Most liability insurance policies cover damage caused to someone or something as a result of an accident. This can include accidents with cars, bicycles and even animals. Liability insurance can also cover anything that could result in a lawsuit, such as slips and falls or tripping over a rope. In general, liability insurance covers the liability of the insured (company or individual) for damages caused by someone else using their goods or services. Liability insurance can help protect a business against lawsuits, financial consequences and other costs associated with litigation.
Generally, liability insurance covers both intentional and unintentional acts. Coverage generally extends to bodily injury, death, property damage and claims made by third party beneficiaries (those not directly involved in the accident). Coverage may also include coverage for product defects.
Some factors to consider when determining if liability insurance is required include size of organization, type of business, geographic location, and industry. In addition, an interview was conducted with Sara Routhier, Outreach Director at Buy car insuranceto learn more about liability insurance policies and what makes them eligible.
A liability insurance policy generally covers losses that may be incurred due to someone’s actions, whether intentional or accidental. This can include injury to others, property damage and wrongful death. Some typical coverage exclusions may be intentional acts of terrorism or theft, claims arising from the use of the policyholder’s automobile, and claims involving professional misconduct.
How does one determine if their company covers them for hitting a deer?
Suppose one is a driver of a vehicle that hits a deer. In this case, their company’s liability insurance policy will likely provide coverage. To find out if a policy covers them, they should contact their insurance company. On the other hand, suppose one is not the driver, but someone in his car is injured due to the collision with the deer. In this case, they may be able to apply for coverage under the Personal Injury Protection (PIP) portion of their own policy or that of their sponsoring company. It is important to speak with a lawyer about your particular situation in both cases.
Suppose someone is involved in an accident that results in a deer being run over. In this case, it is important to know if their company has insurance covering the cost of the damage. They will have to ask their company if their liability insurance policy covers hitting a deer. If not covered, they may be able to obtain coverage through their insurance. Suppose you are the driver of a vehicle that hits a deer. In this case, their auto insurance policy will likely cover them for the damage.
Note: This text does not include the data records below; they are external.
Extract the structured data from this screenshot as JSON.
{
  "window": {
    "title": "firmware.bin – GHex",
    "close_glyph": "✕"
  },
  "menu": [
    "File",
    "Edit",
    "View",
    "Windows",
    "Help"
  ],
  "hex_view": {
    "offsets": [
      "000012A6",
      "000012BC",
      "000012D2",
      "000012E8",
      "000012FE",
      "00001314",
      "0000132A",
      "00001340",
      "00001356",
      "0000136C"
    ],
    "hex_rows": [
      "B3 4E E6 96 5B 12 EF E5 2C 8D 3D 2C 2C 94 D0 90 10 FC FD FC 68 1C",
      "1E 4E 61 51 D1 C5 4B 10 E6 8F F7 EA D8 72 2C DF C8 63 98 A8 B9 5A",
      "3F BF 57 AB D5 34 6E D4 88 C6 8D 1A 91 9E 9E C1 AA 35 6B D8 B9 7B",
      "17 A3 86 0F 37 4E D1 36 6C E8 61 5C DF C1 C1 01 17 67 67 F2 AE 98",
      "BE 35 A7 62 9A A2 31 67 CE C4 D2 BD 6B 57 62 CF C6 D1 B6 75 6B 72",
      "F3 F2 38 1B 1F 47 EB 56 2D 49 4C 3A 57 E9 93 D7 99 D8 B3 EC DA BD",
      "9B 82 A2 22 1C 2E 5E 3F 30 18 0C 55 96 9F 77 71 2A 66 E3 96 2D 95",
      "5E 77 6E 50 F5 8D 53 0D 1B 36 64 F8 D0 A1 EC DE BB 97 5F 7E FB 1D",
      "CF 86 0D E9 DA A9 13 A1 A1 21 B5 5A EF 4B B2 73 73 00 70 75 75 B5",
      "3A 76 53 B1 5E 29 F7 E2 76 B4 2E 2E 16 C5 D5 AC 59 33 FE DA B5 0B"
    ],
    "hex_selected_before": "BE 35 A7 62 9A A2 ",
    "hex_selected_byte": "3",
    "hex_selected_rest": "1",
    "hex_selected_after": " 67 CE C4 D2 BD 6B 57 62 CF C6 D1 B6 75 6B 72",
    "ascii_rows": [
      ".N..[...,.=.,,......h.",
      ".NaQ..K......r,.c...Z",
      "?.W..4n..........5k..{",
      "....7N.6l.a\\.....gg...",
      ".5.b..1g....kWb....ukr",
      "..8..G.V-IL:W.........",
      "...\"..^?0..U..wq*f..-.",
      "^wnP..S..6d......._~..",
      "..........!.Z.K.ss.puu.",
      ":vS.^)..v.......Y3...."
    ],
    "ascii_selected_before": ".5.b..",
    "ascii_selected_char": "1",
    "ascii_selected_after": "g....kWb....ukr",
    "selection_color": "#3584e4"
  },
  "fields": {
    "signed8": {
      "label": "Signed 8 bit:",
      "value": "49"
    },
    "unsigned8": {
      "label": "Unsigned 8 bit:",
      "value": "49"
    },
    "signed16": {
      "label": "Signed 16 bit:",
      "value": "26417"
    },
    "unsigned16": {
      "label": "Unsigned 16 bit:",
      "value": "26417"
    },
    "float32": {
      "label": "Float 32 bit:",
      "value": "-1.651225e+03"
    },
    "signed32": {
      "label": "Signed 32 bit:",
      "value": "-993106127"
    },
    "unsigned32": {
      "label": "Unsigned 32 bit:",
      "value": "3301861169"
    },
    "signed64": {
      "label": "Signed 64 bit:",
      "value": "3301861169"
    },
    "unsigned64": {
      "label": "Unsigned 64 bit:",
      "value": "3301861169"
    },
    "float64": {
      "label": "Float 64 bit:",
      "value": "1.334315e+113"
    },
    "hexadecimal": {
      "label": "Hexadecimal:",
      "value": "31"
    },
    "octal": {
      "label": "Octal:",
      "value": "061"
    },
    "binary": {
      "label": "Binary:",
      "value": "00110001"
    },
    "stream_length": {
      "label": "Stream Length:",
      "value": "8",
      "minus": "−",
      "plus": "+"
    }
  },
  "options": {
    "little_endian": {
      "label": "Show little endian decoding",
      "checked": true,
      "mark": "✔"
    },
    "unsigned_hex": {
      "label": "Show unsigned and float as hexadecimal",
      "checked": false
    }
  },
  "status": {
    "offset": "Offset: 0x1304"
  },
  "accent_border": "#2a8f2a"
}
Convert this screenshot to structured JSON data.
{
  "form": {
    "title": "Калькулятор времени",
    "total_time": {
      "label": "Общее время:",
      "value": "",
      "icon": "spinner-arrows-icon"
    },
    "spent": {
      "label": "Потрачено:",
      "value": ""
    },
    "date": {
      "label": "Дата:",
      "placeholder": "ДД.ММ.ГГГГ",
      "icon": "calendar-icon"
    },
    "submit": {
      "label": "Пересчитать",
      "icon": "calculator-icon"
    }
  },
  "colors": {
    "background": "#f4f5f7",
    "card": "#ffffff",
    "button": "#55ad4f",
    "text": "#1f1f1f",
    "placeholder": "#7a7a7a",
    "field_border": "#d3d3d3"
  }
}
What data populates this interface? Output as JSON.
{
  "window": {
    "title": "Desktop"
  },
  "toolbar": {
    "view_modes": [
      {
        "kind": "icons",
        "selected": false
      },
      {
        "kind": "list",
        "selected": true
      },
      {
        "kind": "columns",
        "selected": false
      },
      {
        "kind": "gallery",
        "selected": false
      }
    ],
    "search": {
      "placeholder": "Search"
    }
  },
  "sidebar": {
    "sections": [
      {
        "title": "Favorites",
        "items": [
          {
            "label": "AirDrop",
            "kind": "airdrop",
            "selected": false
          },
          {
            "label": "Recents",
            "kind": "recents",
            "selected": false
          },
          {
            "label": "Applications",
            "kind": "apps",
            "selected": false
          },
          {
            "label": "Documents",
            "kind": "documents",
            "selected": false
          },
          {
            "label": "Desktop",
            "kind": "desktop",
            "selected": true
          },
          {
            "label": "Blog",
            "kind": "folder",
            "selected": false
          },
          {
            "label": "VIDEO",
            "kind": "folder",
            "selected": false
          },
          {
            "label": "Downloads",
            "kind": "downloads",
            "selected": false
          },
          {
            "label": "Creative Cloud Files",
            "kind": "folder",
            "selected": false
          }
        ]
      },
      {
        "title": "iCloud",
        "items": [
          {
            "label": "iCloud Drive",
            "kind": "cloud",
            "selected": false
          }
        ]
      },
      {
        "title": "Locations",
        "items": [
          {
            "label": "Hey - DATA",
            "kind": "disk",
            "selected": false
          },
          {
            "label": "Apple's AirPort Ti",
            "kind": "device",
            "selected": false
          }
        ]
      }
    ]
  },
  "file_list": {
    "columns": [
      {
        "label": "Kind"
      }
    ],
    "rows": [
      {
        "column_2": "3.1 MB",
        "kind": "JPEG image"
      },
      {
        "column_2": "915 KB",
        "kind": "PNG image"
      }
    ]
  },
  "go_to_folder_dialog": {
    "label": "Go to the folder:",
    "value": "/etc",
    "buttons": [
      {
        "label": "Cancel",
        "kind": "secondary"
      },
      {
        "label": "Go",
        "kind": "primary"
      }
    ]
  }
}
One can find out if their car insurance policy covers them for hitting a deer by checking with their insurer. Additionally, some states have laws that require car insurance companies to cover drivers who hit deer.
A few ways to determine if their company has a policy covering hitting a deer. One way is to look on the company’s website or contact customer service and ask. Another way is to ask colleagues or friends if they know of any companies with such a policy. Finally, suppose one cannot find any information about politics online or from friends. In this case, they may need to talk to their employer about hitting a deer on the job.
What are the risks of leaving your business without coverage?
By leaving the company without liability insurance, you run the risk of being sued. This risk increases if their business has assets that could be seized in a lawsuit. The costs of defending a lawsuit can add up quickly and they may not be able to pay the damages awarded against them. Moreover, if the case succeeds, one could be faced with a large legal bill. In general, the liability insurance policy covers a person and his employees from any legal liability arising from their business activities. This includes complaints from customers, customers, or others who have dealings with their business.
The company’s liability insurance policy may also cover property damage caused by their business activities. Additionally, many businesses carry liability insurance as part of their business package. However, it is important to remember that the same policies do not cover all companies. Therefore, it is important to review company policy to ensure that it covers risks that are material.
Why would companies drop coverage on a few cases but not all?
Businesses are not required to pay for accidents whether or not the policy covers them. For example, suppose a company has a policy that excludes certain types of accidents. In this case, they may be reluctant to pay for an accident that falls under this exclusion. For example, suppose a company’s policy excludes accidents involving vehicles and animals. In this case, they may be reluctant to cover an accident where a pedestrian is hit by a car. When companies drop coverage on a few but not all cases, it raises suspicion. The most likely explanation is that the companies are hiding something and they may be guilty of insurance fraud.
There are a few possible explanations for why some companies drop coverage on a few but not all cases. One of the reasons could be that the company feels that it does not have the resources to cover all potential cases. As a result, he may prioritize other areas of his business over healthcare fraud coverage. Another possibility is that the company has identified a high-risk category or subset of cases where it believes there is a higher likelihood of fraud or abuse. Therefore, he chooses to focus his resources on these cases. Finally, some companies may discontinue coverage for certain cases if they feel that these claims are becoming increasingly rare.
Coverage will generally extend to claims for personal injury and property damage and any legal fees or court costs associated with resolving the matter. In general, liability insurance policies generally only cover accidents that occur on the insured’s property. So if someone hits a deer on their property and is at fault, their liability insurance probably won’t cover it. There are some exceptions to this rule, so it’s always a good idea to speak with an agent or insurer for clarification before hitting a deer.